At its launch in March, Salesforce gave the example of a hotel brand that used Active Audiences to deliver an ad offering a special promotion to all guests staying at its San Francisco hotel in the next two weeks. The hotel could also use Active Audiences to run a separate ad campaign for guests who belong to the loyalty program, but haven’t stayed at the hotel recently.

The basic idea with Active Audiences, the company said, is to move ad campaigns from batch or blast modes into event-triggered and personalized efforts.

“Ads now work hand-in-hand with digital marketing,” Stahl said.

Previously, only ads on Facebook and Twitter were supported in Active Audiences. In 2.0, campaigns can work across a wide range of sites, apps, and social networks. Active Audiences is also now integrated with ad tech and data providers Krux, LiveRamp, LiveIntent, Neustar, and Viant, enabling campaigns on more than 100 digital ad networks.

There’s also now a native integration with the Sales and Service Clouds, coming closer to a functional super-cloud. Prebuilt triggers from events in the company’s Sales and Services clouds can generate marketing or advertising toward a customer or potential customer.

A Journey Builder screen in Salesforce's Marketing Cloud 2.0, showing integrated menu items from the Sales and Service Clouds

Above: A Journey Builder screen in Salesforce’s Marketing Cloud 2.0, showing integrated menu items from the Sales and Service Clouds.

Image Credit: Salesforce

Salesforce offered the use case of Fleetcor, whose products include fuel cards for businesses. When a user has an issue with a fleet gas card, the Fleetcor agent can click into the case in Service Cloud, take care of it, and then close it. The resolved issue now shows up as part of the customer’s history in the Journey Builder.

When a person’s case is closed, he automatically receives an email from Service Cloud confirming the resolution. But Journey Builder allows the marketer to send a SMS or other messages if there needs to be some follow-up, such as a thank you or a survey about customer service. Service Cloud has some built-in automation, but the idea is that there is now one managed experience.

“Now, any Journey is possible, not just a marketing journey,” Stahl said. These integrations, he told me, constitute a “more fully realized integration of ad, service, and sales info” in Journey Builder.

Does this mean that it’s now more than a Marketing Cloud?

Yes, Stahl said. “Customers don’t care if it’s marketing, sales, or service.”

This distinguishes the revised Marketing Cloud from its major competitors like Adobe or Oracle, he said. (In VB Insight’s recent report, “Marketing Clouds: How the best companies are winning via marketing technology,” Salesforce’s Marketing Cloud ranked second in market penetration, behind Adobe’s.)

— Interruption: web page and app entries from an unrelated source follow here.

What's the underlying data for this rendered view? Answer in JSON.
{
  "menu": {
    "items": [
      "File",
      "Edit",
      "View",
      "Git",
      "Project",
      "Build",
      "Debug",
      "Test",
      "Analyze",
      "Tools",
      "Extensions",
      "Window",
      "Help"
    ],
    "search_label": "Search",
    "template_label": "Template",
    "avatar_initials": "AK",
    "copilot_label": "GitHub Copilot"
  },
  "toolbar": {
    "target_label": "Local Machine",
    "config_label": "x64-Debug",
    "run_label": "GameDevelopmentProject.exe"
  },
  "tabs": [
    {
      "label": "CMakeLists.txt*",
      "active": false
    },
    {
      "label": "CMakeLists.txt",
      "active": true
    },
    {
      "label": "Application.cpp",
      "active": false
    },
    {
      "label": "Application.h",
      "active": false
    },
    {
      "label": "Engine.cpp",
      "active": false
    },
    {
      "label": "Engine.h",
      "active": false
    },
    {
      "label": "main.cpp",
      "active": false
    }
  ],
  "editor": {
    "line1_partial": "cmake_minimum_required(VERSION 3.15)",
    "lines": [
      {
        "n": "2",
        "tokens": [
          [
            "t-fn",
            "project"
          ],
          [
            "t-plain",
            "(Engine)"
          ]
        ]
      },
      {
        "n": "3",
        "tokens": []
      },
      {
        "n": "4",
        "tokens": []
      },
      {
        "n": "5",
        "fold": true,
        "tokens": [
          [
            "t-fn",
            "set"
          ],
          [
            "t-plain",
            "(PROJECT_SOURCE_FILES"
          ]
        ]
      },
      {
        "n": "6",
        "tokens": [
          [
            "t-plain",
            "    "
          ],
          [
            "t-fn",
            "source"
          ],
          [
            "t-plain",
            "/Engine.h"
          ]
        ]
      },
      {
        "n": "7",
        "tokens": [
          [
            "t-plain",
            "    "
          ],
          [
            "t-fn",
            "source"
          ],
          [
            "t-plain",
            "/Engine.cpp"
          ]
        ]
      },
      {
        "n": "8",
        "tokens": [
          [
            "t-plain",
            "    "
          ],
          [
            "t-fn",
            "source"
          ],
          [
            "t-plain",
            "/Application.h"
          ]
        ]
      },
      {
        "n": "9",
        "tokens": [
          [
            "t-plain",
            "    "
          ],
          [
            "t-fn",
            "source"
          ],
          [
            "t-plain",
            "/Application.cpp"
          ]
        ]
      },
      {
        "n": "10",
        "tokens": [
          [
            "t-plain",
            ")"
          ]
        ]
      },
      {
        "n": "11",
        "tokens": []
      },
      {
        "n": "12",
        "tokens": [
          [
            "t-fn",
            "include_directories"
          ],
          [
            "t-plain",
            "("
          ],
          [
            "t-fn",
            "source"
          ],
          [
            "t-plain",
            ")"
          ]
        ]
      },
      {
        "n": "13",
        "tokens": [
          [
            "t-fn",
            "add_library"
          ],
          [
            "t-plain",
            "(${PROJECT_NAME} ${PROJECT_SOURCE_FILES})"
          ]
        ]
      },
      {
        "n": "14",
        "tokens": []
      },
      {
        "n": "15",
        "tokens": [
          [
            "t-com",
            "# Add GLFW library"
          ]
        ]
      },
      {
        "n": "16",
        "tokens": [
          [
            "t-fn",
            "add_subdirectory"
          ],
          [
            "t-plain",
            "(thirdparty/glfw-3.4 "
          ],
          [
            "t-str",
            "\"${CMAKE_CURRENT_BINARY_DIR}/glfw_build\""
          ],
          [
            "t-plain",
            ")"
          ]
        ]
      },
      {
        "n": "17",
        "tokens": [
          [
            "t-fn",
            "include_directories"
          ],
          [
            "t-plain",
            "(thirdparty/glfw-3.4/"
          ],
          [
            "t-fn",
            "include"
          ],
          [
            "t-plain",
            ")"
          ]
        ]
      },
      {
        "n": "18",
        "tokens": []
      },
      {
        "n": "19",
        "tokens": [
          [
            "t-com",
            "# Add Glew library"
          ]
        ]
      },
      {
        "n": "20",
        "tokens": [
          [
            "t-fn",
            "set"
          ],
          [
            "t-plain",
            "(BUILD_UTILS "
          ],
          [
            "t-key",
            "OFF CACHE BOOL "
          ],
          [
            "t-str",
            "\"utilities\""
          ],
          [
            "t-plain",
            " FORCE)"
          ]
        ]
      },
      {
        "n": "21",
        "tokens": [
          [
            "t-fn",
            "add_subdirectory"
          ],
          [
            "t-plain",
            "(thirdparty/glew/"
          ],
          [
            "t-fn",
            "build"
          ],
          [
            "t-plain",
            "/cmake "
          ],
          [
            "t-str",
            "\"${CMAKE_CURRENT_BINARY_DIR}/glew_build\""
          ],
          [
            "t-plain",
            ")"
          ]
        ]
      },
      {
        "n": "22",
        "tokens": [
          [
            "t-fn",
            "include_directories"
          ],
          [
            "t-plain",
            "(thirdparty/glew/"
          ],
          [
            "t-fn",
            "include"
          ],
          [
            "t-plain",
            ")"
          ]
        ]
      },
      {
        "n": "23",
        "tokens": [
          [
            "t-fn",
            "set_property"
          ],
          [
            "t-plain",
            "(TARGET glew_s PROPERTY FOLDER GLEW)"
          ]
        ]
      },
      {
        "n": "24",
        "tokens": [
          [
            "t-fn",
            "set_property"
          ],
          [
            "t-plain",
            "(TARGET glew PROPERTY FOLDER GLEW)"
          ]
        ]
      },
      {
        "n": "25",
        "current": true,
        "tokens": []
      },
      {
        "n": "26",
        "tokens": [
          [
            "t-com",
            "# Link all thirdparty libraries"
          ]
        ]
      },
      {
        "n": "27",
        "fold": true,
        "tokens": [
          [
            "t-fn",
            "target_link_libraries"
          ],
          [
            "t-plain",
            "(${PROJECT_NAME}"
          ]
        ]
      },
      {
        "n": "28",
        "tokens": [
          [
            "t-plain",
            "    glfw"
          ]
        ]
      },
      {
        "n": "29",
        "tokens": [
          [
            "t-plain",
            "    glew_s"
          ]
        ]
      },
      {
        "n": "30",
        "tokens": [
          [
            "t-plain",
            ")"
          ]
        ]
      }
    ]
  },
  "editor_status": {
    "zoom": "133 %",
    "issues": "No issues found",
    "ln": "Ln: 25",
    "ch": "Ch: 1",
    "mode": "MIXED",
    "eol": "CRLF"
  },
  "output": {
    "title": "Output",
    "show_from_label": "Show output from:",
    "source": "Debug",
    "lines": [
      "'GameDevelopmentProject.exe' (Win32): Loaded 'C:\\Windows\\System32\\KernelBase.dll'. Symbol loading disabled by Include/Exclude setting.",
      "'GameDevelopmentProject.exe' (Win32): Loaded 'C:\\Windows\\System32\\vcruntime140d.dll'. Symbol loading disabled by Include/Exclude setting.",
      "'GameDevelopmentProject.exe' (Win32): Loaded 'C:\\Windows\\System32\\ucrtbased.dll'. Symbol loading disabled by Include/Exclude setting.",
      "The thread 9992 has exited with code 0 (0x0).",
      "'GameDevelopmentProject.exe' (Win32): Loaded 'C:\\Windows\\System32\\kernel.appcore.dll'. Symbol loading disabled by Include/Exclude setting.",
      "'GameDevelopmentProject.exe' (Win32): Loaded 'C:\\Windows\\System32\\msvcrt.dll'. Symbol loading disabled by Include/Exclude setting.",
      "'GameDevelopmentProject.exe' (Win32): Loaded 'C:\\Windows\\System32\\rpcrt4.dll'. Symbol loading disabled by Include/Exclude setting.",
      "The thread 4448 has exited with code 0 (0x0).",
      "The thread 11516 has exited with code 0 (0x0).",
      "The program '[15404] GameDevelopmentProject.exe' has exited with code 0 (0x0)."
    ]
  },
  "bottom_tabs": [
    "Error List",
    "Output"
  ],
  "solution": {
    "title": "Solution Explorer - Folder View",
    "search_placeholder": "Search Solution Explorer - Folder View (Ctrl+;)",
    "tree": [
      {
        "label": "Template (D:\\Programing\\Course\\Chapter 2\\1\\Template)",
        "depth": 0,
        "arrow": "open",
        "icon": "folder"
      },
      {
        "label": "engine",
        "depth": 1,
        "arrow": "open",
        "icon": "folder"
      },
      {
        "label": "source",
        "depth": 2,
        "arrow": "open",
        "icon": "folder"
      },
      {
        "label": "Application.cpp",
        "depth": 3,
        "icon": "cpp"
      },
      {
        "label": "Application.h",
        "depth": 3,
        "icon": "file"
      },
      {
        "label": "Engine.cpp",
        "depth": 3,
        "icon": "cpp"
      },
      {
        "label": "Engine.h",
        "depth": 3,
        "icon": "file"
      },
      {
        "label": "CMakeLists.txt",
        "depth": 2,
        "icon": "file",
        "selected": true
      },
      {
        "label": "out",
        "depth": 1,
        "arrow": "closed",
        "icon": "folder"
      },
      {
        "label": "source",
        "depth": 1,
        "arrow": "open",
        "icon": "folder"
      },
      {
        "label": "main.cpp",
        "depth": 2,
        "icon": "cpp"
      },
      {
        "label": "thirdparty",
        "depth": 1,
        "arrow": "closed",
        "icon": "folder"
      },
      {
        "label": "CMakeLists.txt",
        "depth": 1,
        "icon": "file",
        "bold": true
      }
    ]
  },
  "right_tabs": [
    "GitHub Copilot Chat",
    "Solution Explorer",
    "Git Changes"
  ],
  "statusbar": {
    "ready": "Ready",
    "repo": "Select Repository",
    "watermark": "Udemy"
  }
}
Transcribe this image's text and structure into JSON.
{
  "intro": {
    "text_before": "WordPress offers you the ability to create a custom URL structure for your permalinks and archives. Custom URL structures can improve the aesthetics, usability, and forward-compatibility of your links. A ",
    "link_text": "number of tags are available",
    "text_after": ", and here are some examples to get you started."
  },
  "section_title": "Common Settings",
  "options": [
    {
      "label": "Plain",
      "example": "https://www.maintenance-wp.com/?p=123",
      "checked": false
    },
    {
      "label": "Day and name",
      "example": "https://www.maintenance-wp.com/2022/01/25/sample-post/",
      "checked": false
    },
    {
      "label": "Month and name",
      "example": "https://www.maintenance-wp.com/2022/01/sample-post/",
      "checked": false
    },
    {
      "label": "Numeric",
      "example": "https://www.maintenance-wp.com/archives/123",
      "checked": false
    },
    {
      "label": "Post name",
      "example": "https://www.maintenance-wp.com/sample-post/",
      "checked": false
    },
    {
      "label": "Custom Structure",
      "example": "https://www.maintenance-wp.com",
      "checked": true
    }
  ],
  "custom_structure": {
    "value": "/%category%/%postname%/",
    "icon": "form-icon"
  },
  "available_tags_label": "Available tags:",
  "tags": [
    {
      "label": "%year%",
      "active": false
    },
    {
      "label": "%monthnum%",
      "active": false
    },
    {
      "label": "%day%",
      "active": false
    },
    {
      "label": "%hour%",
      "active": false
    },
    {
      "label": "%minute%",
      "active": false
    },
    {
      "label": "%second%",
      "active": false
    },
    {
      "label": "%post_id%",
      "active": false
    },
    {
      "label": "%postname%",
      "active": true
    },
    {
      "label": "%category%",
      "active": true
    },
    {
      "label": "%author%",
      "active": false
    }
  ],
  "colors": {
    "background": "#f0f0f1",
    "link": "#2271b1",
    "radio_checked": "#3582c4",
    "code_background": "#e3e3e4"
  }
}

Salesforce is “the only company pulling together sales, service, community, analytics, and apps into one,” he said. “You won’t find anyone else who can drag and drop an ad alongside an email, SMS, triggered by marketing, sales, or service.”